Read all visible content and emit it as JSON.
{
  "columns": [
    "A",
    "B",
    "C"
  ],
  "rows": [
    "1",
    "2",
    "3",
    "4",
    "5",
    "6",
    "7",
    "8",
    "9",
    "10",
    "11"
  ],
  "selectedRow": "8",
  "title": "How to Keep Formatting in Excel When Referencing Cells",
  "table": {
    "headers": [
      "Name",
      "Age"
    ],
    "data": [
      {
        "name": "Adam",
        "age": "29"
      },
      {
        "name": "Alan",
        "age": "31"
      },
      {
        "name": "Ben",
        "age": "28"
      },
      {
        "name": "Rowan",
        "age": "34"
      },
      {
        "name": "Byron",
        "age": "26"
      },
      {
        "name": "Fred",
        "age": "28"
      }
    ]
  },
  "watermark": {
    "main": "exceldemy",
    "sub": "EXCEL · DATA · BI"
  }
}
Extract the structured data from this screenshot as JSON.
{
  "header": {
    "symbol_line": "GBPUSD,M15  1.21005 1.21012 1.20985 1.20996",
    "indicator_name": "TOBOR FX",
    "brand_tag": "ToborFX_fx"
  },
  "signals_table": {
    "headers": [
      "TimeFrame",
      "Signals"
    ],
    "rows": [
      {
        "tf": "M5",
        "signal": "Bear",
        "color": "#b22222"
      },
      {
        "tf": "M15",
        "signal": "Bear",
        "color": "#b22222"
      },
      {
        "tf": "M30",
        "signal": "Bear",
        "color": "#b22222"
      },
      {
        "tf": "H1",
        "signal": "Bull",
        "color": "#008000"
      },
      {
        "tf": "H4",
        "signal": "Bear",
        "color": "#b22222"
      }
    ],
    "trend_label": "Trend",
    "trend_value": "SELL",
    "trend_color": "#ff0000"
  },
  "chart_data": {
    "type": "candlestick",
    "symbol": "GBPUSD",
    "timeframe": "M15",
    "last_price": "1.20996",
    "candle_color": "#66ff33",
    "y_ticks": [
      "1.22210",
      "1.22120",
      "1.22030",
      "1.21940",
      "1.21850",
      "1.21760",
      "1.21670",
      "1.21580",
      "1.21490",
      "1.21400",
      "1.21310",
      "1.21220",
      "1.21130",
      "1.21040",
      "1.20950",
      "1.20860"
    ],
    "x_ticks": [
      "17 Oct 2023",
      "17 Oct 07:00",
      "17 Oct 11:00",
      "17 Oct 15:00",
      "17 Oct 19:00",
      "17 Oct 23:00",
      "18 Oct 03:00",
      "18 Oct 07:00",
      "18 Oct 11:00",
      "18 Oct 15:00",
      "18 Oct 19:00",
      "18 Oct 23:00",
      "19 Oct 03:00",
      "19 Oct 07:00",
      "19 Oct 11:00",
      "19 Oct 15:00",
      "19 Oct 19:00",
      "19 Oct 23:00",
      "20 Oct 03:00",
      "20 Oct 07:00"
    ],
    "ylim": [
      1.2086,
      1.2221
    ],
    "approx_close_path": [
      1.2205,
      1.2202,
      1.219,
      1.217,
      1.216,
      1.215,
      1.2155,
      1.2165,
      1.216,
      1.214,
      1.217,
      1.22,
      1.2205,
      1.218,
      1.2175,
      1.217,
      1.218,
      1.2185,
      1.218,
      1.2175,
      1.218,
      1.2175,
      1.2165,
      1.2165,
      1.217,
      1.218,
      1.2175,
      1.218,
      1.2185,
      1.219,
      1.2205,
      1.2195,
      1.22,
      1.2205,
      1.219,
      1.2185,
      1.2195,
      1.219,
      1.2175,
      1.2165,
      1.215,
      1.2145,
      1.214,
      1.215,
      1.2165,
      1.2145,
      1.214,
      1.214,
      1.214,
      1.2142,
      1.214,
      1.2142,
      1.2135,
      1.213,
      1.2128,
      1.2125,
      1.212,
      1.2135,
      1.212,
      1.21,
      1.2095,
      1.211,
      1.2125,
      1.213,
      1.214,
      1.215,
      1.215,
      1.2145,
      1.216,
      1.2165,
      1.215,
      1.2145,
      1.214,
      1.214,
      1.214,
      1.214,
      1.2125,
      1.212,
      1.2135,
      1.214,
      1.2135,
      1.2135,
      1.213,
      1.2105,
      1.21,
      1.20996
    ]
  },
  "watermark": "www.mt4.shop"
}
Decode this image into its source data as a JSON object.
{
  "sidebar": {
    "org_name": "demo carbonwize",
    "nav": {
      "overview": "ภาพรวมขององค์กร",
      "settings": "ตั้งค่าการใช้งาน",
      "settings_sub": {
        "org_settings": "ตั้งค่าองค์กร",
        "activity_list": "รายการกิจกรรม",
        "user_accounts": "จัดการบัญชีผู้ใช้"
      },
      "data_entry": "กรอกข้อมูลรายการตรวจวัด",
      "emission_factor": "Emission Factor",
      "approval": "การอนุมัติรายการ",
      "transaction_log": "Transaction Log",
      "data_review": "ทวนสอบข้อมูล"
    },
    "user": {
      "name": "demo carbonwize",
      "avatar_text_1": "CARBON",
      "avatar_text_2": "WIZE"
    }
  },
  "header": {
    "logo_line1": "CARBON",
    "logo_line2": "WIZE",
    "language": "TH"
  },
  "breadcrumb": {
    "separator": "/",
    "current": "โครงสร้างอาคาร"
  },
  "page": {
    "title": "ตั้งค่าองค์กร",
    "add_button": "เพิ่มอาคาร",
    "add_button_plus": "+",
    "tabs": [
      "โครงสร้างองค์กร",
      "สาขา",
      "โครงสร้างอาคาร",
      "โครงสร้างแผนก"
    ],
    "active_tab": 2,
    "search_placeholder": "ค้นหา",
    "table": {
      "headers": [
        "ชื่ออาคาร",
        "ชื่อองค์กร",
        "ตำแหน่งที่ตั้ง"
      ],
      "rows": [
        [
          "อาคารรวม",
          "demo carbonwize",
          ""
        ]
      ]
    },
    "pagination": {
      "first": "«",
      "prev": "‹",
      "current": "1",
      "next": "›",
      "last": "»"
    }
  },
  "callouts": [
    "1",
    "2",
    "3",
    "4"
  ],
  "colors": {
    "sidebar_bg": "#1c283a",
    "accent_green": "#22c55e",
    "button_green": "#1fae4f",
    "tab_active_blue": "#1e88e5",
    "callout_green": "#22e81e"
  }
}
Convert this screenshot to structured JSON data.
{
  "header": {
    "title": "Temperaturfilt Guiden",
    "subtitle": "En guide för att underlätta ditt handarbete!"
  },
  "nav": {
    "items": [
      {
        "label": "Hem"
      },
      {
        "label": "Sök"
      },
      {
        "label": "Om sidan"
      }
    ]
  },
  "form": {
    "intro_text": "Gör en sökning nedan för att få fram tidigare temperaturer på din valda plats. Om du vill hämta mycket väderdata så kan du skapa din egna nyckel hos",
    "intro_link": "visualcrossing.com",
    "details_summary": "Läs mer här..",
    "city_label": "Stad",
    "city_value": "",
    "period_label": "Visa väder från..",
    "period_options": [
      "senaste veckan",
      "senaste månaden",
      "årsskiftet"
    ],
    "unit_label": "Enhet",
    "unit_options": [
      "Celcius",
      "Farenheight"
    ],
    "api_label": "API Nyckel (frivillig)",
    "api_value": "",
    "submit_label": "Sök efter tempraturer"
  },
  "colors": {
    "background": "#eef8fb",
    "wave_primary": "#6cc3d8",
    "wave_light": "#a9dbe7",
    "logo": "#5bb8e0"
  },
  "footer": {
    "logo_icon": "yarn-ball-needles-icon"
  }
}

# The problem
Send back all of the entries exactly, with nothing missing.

# Response box
Read all visible content and emit it as JSON.
{
  "columns": [
    "A",
    "B",
    "C"
  ],
  "rows": [
    "1",
    "2",
    "3",
    "4",
    "5",
    "6",
    "7",
    "8",
    "9",
    "10",
    "11"
  ],
  "selectedRow": "8",
  "title": "How to Keep Formatting in Excel When Referencing Cells",
  "table": {
    "headers": [
      "Name",
      "Age"
    ],
    "data": [
      {
        "name": "Adam",
        "age": "29"
      },
      {
        "name": "Alan",
        "age": "31"
      },
      {
        "name": "Ben",
        "age": "28"
      },
      {
        "name": "Rowan",
        "age": "34"
      },
      {
        "name": "Byron",
        "age": "26"
      },
      {
        "name": "Fred",
        "age": "28"
      }
    ]
  },
  "watermark": {
    "main": "exceldemy",
    "sub": "EXCEL · DATA · BI"
  }
}
Extract the structured data from this screenshot as JSON.
{
  "header": {
    "symbol_line": "GBPUSD,M15  1.21005 1.21012 1.20985 1.20996",
    "indicator_name": "TOBOR FX",
    "brand_tag": "ToborFX_fx"
  },
  "signals_table": {
    "headers": [
      "TimeFrame",
      "Signals"
    ],
    "rows": [
      {
        "tf": "M5",
        "signal": "Bear",
        "color": "#b22222"
      },
      {
        "tf": "M15",
        "signal": "Bear",
        "color": "#b22222"
      },
      {
        "tf": "M30",
        "signal": "Bear",
        "color": "#b22222"
      },
      {
        "tf": "H1",
        "signal": "Bull",
        "color": "#008000"
      },
      {
        "tf": "H4",
        "signal": "Bear",
        "color": "#b22222"
      }
    ],
    "trend_label": "Trend",
    "trend_value": "SELL",
    "trend_color": "#ff0000"
  },
  "chart_data": {
    "type": "candlestick",
    "symbol": "GBPUSD",
    "timeframe": "M15",
    "last_price": "1.20996",
    "candle_color": "#66ff33",
    "y_ticks": [
      "1.22210",
      "1.22120",
      "1.22030",
      "1.21940",
      "1.21850",
      "1.21760",
      "1.21670",
      "1.21580",
      "1.21490",
      "1.21400",
      "1.21310",
      "1.21220",
      "1.21130",
      "1.21040",
      "1.20950",
      "1.20860"
    ],
    "x_ticks": [
      "17 Oct 2023",
      "17 Oct 07:00",
      "17 Oct 11:00",
      "17 Oct 15:00",
      "17 Oct 19:00",
      "17 Oct 23:00",
      "18 Oct 03:00",
      "18 Oct 07:00",
      "18 Oct 11:00",
      "18 Oct 15:00",
      "18 Oct 19:00",
      "18 Oct 23:00",
      "19 Oct 03:00",
      "19 Oct 07:00",
      "19 Oct 11:00",
      "19 Oct 15:00",
      "19 Oct 19:00",
      "19 Oct 23:00",
      "20 Oct 03:00",
      "20 Oct 07:00"
    ],
    "ylim": [
      1.2086,
      1.2221
    ],
    "approx_close_path": [
      1.2205,
      1.2202,
      1.219,
      1.217,
      1.216,
      1.215,
      1.2155,
      1.2165,
      1.216,
      1.214,
      1.217,
      1.22,
      1.2205,
      1.218,
      1.2175,
      1.217,
      1.218,
      1.2185,
      1.218,
      1.2175,
      1.218,
      1.2175,
      1.2165,
      1.2165,
      1.217,
      1.218,
      1.2175,
      1.218,
      1.2185,
      1.219,
      1.2205,
      1.2195,
      1.22,
      1.2205,
      1.219,
      1.2185,
      1.2195,
      1.219,
      1.2175,
      1.2165,
      1.215,
      1.2145,
      1.214,
      1.215,
      1.2165,
      1.2145,
      1.214,
      1.214,
      1.214,
      1.2142,
      1.214,
      1.2142,
      1.2135,
      1.213,
      1.2128,
      1.2125,
      1.212,
      1.2135,
      1.212,
      1.21,
      1.2095,
      1.211,
      1.2125,
      1.213,
      1.214,
      1.215,
      1.215,
      1.2145,
      1.216,
      1.2165,
      1.215,
      1.2145,
      1.214,
      1.214,
      1.214,
      1.214,
      1.2125,
      1.212,
      1.2135,
      1.214,
      1.2135,
      1.2135,
      1.213,
      1.2105,
      1.21,
      1.20996
    ]
  },
  "watermark": "www.mt4.shop"
}
Decode this image into its source data as a JSON object.
{
  "sidebar": {
    "org_name": "demo carbonwize",
    "nav": {
      "overview": "ภาพรวมขององค์กร",
      "settings": "ตั้งค่าการใช้งาน",
      "settings_sub": {
        "org_settings": "ตั้งค่าองค์กร",
        "activity_list": "รายการกิจกรรม",
        "user_accounts": "จัดการบัญชีผู้ใช้"
      },
      "data_entry": "กรอกข้อมูลรายการตรวจวัด",
      "emission_factor": "Emission Factor",
      "approval": "การอนุมัติรายการ",
      "transaction_log": "Transaction Log",
      "data_review": "ทวนสอบข้อมูล"
    },
    "user": {
      "name": "demo carbonwize",
      "avatar_text_1": "CARBON",
      "avatar_text_2": "WIZE"
    }
  },
  "header": {
    "logo_line1": "CARBON",
    "logo_line2": "WIZE",
    "language": "TH"
  },
  "breadcrumb": {
    "separator": "/",
    "current": "โครงสร้างอาคาร"
  },
  "page": {
    "title": "ตั้งค่าองค์กร",
    "add_button": "เพิ่มอาคาร",
    "add_button_plus": "+",
    "tabs": [
      "โครงสร้างองค์กร",
      "สาขา",
      "โครงสร้างอาคาร",
      "โครงสร้างแผนก"
    ],
    "active_tab": 2,
    "search_placeholder": "ค้นหา",
    "table": {
      "headers": [
        "ชื่ออาคาร",
        "ชื่อองค์กร",
        "ตำแหน่งที่ตั้ง"
      ],
      "rows": [
        [
          "อาคารรวม",
          "demo carbonwize",
          ""
        ]
      ]
    },
    "pagination": {
      "first": "«",
      "prev": "‹",
      "current": "1",
      "next": "›",
      "last": "»"
    }
  },
  "callouts": [
    "1",
    "2",
    "3",
    "4"
  ],
  "colors": {
    "sidebar_bg": "#1c283a",
    "accent_green": "#22c55e",
    "button_green": "#1fae4f",
    "tab_active_blue": "#1e88e5",
    "callout_green": "#22e81e"
  }
}
Convert this screenshot to structured JSON data.
{
  "header": {
    "title": "Temperaturfilt Guiden",
    "subtitle": "En guide för att underlätta ditt handarbete!"
  },
  "nav": {
    "items": [
      {
        "label": "Hem"
      },
      {
        "label": "Sök"
      },
      {
        "label": "Om sidan"
      }
    ]
  },
  "form": {
    "intro_text": "Gör en sökning nedan för att få fram tidigare temperaturer på din valda plats. Om du vill hämta mycket väderdata så kan du skapa din egna nyckel hos",
    "intro_link": "visualcrossing.com",
    "details_summary": "Läs mer här..",
    "city_label": "Stad",
    "city_value": "",
    "period_label": "Visa väder från..",
    "period_options": [
      "senaste veckan",
      "senaste månaden",
      "årsskiftet"
    ],
    "unit_label": "Enhet",
    "unit_options": [
      "Celcius",
      "Farenheight"
    ],
    "api_label": "API Nyckel (frivillig)",
    "api_value": "",
    "submit_label": "Sök efter tempraturer"
  },
  "colors": {
    "background": "#eef8fb",
    "wave_primary": "#6cc3d8",
    "wave_light": "#a9dbe7",
    "logo": "#5bb8e0"
  },
  "footer": {
    "logo_icon": "yarn-ball-needles-icon"
  }
}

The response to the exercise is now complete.